> WORK TO COMPLETE: Copy, from the entries below, each line in which the string "this" appears.

Items from a dataset:
┄┄┄┄┄┄

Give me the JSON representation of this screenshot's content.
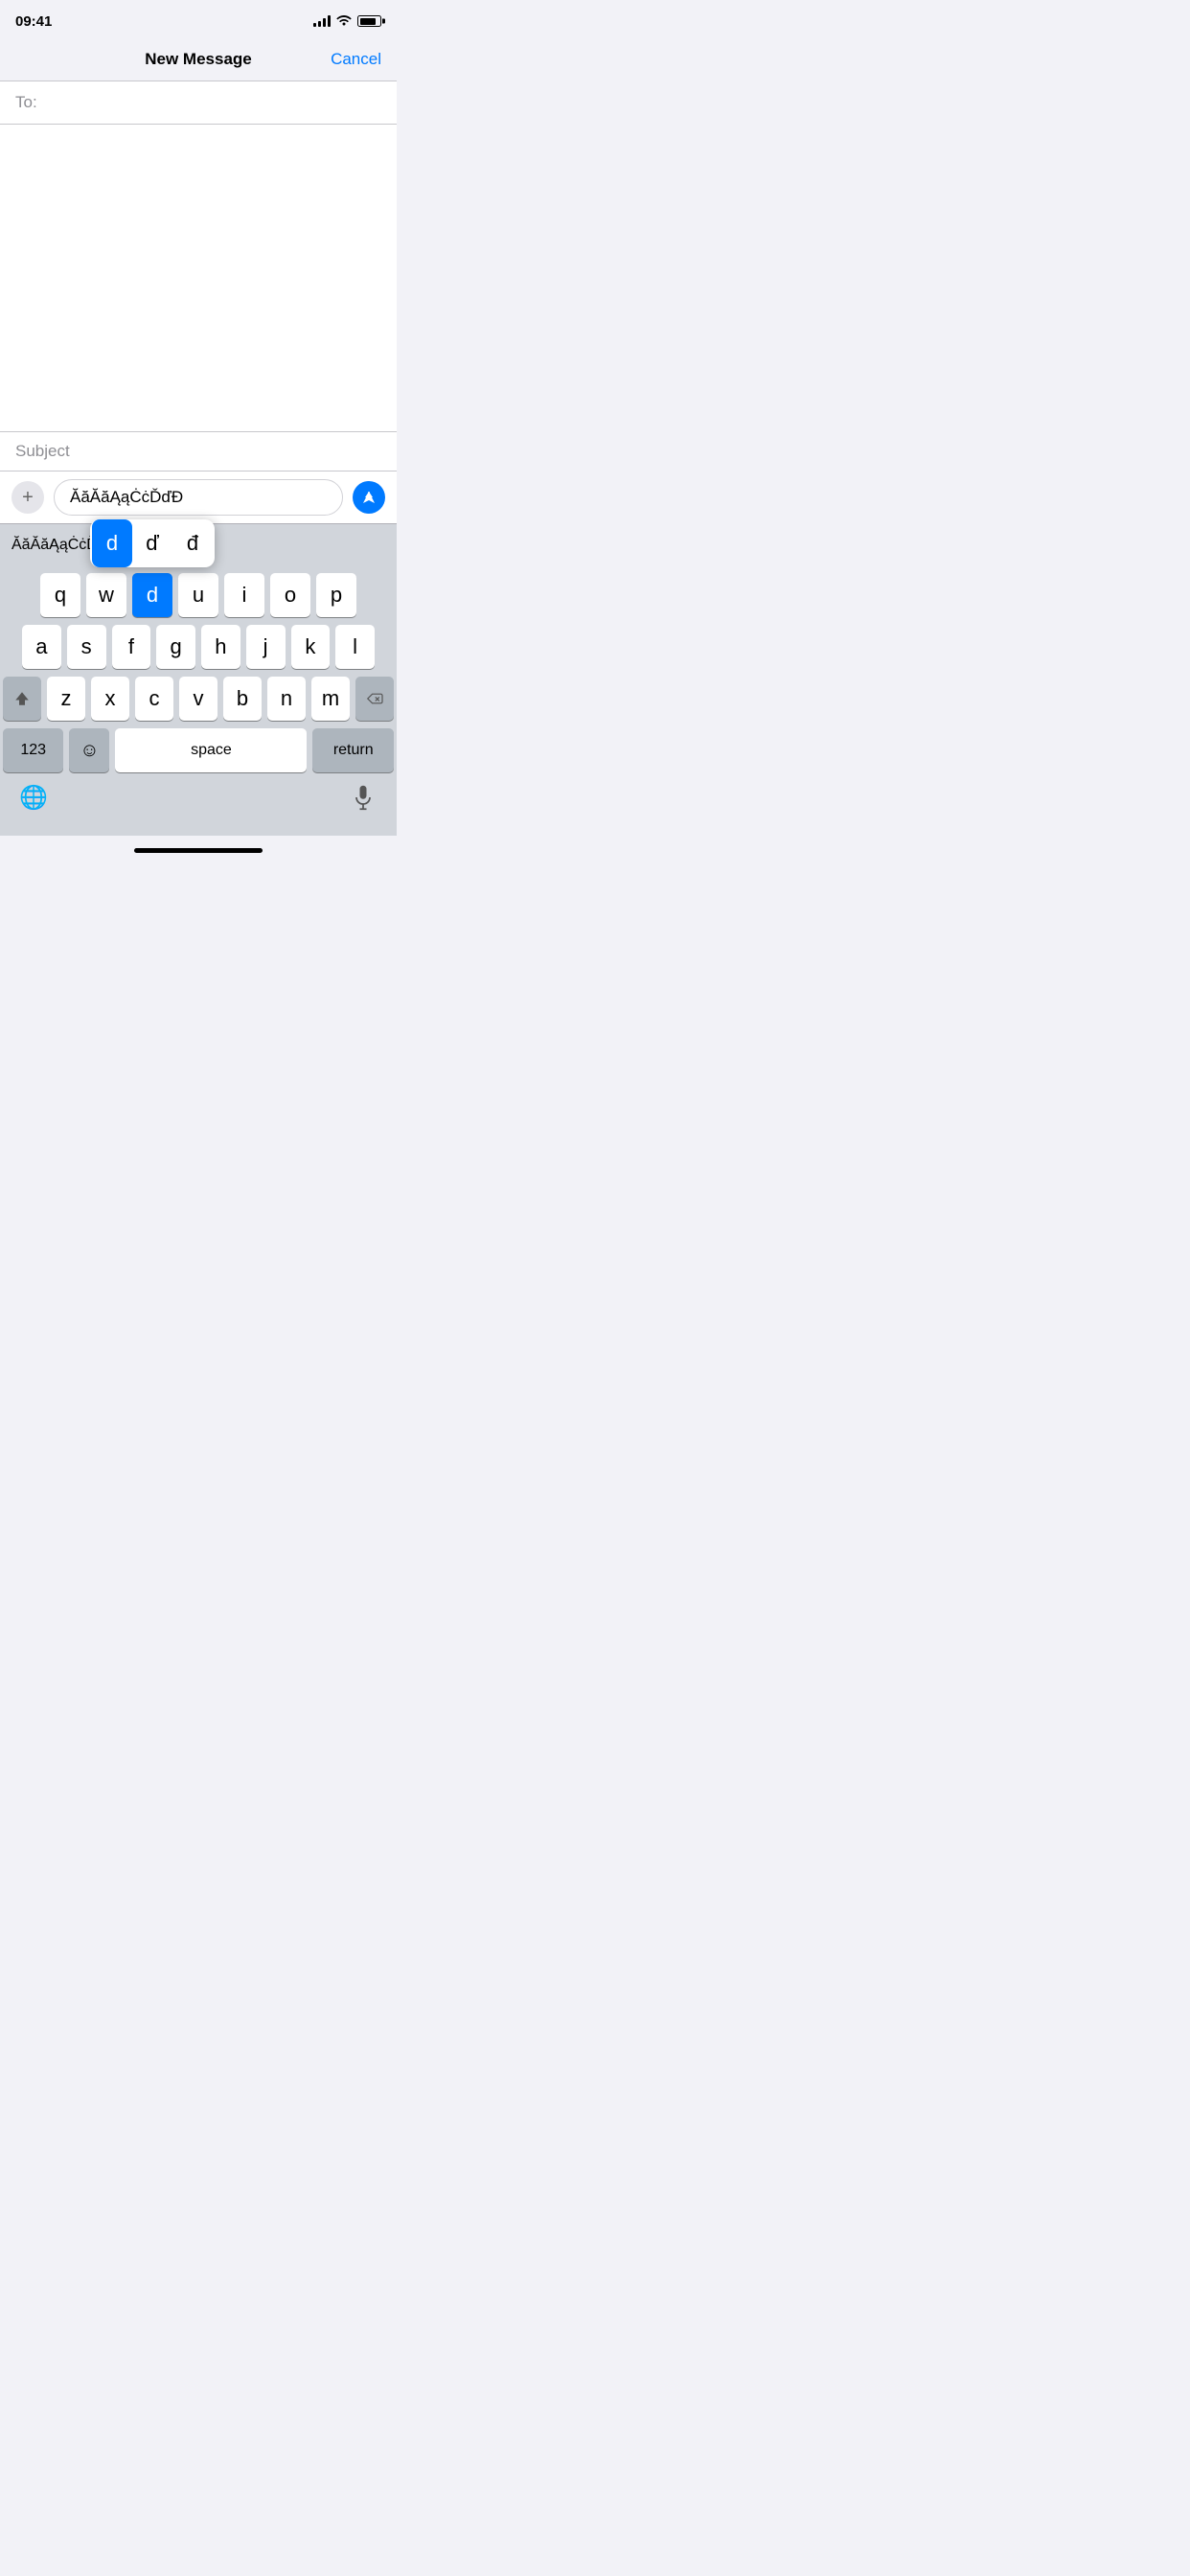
{
  "status_bar": {
    "time": "09:41",
    "signal_label": "signal",
    "wifi_label": "wifi",
    "battery_label": "battery"
  },
  "nav": {
    "title": "New Message",
    "cancel_label": "Cancel"
  },
  "compose": {
    "to_label": "To:",
    "to_value": "",
    "to_placeholder": "",
    "subject_placeholder": "Subject",
    "subject_value": "",
    "message_value": "ĂăĂăĄąĊċĎďĐ"
  },
  "autocomplete": {
    "text": "ĂăĂăĄąĊċĎďĐ\""
  },
  "keyboard": {
    "row1": [
      "q",
      "w",
      "d",
      "u",
      "i",
      "o",
      "p"
    ],
    "row1_popup": [
      "d",
      "ď",
      "đ"
    ],
    "row2": [
      "a",
      "s",
      "f",
      "g",
      "h",
      "j",
      "k",
      "l"
    ],
    "row3": [
      "z",
      "x",
      "c",
      "v",
      "b",
      "n",
      "m"
    ],
    "shift_label": "⇧",
    "delete_label": "⌫",
    "numbers_label": "123",
    "emoji_label": "☺",
    "space_label": "space",
    "return_label": "return",
    "globe_label": "🌐",
    "mic_label": "mic"
  },
  "buttons": {
    "add_label": "+",
    "send_label": "↑"
  }
}
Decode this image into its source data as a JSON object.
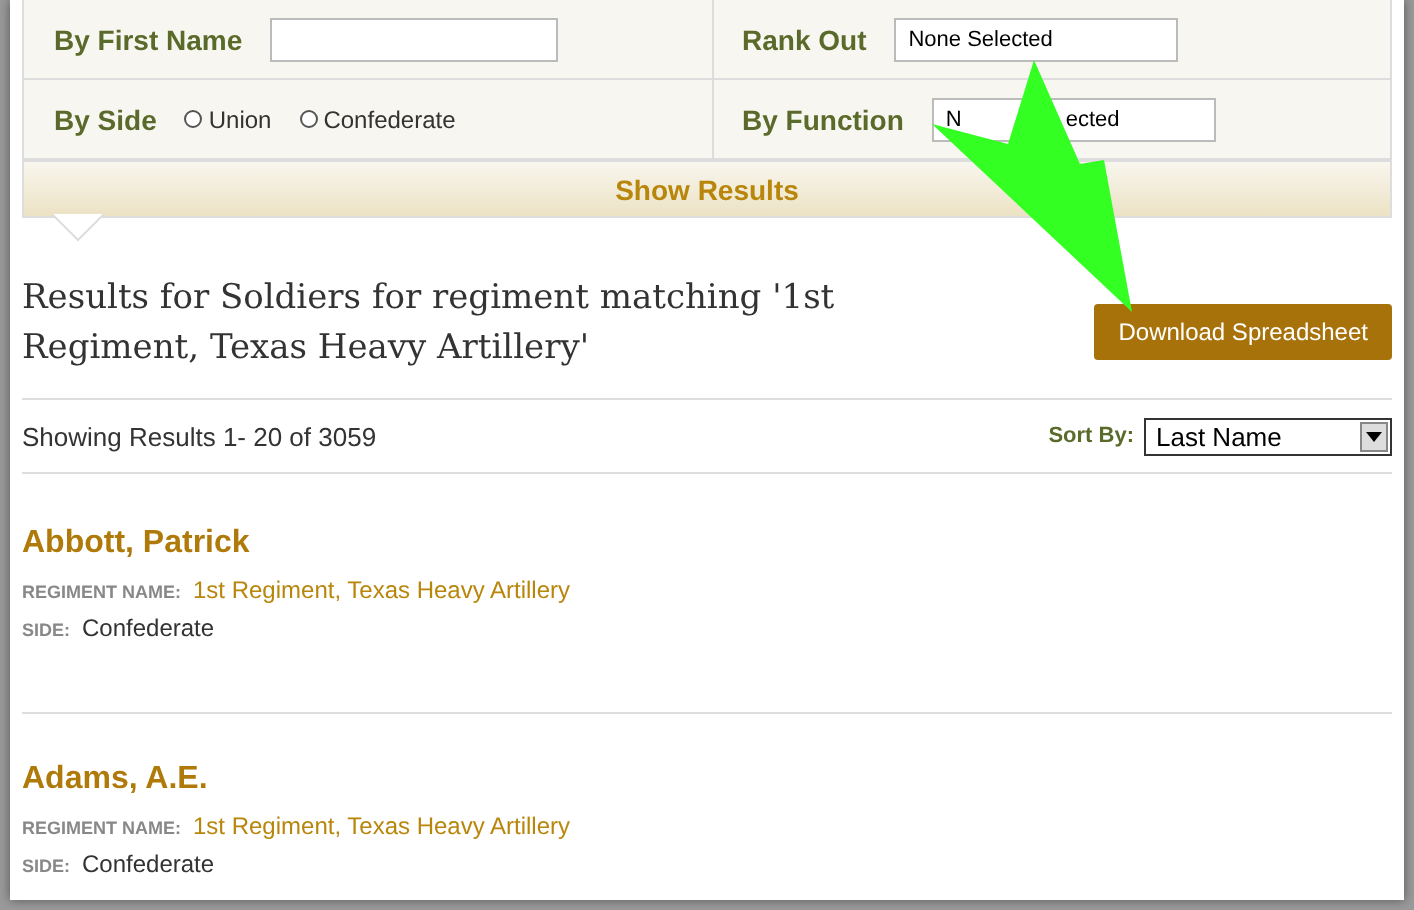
{
  "filters": [
    {
      "label": "By First Name",
      "kind": "text"
    },
    {
      "label": "Rank Out",
      "kind": "select",
      "value": "None Selected"
    },
    {
      "label": "By Side",
      "kind": "radio",
      "options": [
        {
          "label": "Union",
          "selected": false
        },
        {
          "label": "Confederate",
          "selected": false
        }
      ]
    },
    {
      "label": "By Function",
      "kind": "select",
      "value_parts": [
        "N",
        "ected"
      ]
    }
  ],
  "show_results": "Show Results",
  "heading": "Results for Soldiers for regiment matching '1st Regiment, Texas Heavy Artillery'",
  "download_button": "Download Spreadsheet",
  "summary": "Showing Results 1- 20 of 3059",
  "sort": {
    "label": "Sort By:",
    "value": "Last Name"
  },
  "results": [
    {
      "name": "Abbott, Patrick",
      "fields": [
        {
          "label": "REGIMENT NAME:",
          "value": "1st Regiment, Texas Heavy Artillery",
          "kind": "link"
        },
        {
          "label": "SIDE:",
          "value": "Confederate",
          "kind": "text"
        }
      ]
    },
    {
      "name": "Adams, A.E.",
      "fields": [
        {
          "label": "REGIMENT NAME:",
          "value": "1st Regiment, Texas Heavy Artillery",
          "kind": "link"
        },
        {
          "label": "SIDE:",
          "value": "Confederate",
          "kind": "text"
        }
      ]
    }
  ]
}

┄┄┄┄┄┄

> EXERCISE RESULT:
Give me the JSON representation of this screenshot's content.
Decode this image into its source data as a JSON object.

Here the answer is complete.